If there is one list we all strive to be on more than the list at the Fly, it's Santa's nice list. So in the midst of the holiday season, don't forget to be kind to the people around you. If Santa isn't strong enough motivation, try this: studies show that taking moral action can result in increased physical strength and endurance.
As a doctoral student at Harvard, Kurt J. Gray, now an assistant professor of psychology at the University of Maryland, conducted research for an article entitled "Moral Transformation: Good and Evil Turn the Weak Into the Mighty." He found that making moral or immoral choices, as opposed to making morally neutral choices, is associated with increased strength and endurance.
"In that study we wanted to see whether good deeds could make people stronger," Gray said. "It's not only that having self-control helps you do good deeds. Doing good deeds actually gives you self-control or physical tenacity."
In the first study, participants had the option to keep a dollar or donate it to charity. Those who were generous could subsequently hold a weight for longer than those who kept the money.
In a second study, participants wrote stories about taking moral, immoral, or neutral actions while holding a weight. Participants that wrote about moral or immoral actions were able to hold the weight for longer on average.
Gray described one test subject, "a really small vegan girl with no muscle mass," and recalled that she was able to outperform him.
"It really is about the strength of mind," Gray said. "If you want to run the Boston Marathon, run it for charity rather than for yourself. If you want to resist eating the cupcake for lunch, donate your change on the way."
The take away?

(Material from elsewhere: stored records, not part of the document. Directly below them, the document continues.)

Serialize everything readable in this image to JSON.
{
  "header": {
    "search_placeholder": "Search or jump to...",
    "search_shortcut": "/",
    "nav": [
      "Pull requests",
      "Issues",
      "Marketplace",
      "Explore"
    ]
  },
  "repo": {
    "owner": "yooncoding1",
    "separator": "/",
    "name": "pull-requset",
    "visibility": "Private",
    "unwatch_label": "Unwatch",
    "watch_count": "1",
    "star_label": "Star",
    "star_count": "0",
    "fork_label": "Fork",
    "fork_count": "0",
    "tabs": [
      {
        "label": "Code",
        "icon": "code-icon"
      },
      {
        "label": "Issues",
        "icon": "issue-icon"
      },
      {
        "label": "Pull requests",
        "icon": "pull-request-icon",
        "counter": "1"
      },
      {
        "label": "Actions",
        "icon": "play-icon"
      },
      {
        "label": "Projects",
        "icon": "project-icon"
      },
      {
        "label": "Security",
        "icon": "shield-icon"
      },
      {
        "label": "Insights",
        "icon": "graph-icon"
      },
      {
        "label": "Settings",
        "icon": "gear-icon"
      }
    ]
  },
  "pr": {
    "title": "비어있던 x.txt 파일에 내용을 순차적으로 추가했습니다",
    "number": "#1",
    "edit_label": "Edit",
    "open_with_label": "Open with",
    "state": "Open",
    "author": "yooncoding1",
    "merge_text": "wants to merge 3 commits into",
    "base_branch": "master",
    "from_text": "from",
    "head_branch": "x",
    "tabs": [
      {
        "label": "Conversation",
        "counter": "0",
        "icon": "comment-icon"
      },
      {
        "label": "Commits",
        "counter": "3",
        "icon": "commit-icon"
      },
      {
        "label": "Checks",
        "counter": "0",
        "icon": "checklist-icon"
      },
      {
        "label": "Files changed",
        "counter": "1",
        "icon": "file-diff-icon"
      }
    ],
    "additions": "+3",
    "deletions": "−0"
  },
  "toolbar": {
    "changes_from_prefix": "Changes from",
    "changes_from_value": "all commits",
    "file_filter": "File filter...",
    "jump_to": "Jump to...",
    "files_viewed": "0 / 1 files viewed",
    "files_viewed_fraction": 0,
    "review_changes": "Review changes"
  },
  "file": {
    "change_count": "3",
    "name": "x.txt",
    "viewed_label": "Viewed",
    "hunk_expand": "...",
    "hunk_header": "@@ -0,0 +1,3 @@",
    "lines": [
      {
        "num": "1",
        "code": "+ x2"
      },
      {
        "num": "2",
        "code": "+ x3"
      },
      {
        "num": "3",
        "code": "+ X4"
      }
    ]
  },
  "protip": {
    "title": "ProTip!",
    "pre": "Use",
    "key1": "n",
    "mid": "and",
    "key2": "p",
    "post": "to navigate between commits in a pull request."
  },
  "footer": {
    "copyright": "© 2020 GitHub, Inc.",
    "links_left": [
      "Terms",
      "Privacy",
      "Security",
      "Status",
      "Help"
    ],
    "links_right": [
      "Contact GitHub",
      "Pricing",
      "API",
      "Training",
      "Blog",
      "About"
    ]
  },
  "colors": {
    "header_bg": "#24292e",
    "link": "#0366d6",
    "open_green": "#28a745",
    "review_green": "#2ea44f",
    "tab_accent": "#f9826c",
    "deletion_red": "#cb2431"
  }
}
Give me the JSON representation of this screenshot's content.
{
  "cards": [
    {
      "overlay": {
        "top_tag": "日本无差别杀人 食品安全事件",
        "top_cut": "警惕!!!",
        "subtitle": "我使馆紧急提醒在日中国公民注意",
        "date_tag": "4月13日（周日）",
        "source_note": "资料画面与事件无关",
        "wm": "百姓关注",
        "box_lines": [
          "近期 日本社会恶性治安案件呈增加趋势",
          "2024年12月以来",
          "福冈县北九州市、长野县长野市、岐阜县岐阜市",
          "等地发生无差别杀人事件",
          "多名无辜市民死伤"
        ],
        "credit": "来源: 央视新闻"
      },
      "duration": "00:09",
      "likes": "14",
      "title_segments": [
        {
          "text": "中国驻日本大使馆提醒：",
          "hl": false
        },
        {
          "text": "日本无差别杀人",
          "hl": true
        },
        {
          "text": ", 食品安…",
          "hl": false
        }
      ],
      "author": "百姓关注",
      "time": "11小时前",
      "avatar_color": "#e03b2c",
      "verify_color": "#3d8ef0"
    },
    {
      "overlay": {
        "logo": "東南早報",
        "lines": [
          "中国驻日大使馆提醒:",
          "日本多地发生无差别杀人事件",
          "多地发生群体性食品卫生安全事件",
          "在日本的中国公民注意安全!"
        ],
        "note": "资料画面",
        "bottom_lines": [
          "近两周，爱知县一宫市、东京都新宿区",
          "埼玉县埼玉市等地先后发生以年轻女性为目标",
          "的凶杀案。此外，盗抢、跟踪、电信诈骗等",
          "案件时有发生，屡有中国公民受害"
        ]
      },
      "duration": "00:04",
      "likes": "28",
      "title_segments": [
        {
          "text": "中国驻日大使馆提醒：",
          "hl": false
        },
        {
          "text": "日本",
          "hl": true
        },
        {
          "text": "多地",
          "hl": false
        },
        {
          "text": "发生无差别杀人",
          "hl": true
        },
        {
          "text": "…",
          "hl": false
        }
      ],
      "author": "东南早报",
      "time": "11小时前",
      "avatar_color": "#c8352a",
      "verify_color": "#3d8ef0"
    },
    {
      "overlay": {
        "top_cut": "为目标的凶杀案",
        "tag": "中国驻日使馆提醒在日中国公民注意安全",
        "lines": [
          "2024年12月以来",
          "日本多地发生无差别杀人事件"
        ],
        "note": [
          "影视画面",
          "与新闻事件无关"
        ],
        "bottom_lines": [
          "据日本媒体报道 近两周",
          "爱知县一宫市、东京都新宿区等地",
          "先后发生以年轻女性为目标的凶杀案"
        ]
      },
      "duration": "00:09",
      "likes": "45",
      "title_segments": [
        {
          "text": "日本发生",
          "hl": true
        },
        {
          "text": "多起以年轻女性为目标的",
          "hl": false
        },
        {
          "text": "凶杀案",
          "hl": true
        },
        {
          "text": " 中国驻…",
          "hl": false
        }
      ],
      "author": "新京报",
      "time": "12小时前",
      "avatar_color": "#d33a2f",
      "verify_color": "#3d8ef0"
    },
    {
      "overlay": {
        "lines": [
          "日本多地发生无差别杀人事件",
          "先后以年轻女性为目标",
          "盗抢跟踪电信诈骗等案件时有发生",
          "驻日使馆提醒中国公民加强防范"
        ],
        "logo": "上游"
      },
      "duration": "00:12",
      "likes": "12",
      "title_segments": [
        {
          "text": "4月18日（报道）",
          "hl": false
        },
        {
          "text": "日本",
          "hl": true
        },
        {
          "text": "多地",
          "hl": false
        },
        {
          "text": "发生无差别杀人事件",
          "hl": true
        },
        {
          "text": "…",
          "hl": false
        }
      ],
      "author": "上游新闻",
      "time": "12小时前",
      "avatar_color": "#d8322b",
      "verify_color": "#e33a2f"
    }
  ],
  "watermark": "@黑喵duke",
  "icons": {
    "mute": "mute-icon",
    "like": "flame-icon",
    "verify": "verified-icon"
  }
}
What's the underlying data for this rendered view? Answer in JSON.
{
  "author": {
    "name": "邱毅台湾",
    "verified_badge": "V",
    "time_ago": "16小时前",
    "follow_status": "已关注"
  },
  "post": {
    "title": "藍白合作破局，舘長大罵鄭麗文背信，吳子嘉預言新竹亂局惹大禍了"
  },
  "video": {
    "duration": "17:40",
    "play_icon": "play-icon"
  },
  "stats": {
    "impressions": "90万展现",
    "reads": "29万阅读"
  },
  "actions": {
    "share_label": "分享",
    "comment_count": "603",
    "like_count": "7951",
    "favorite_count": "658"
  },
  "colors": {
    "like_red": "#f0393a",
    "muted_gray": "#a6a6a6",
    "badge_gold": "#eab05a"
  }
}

This is a good study to think about during the holiday season. Be nice. Or not. Just don't be neutral.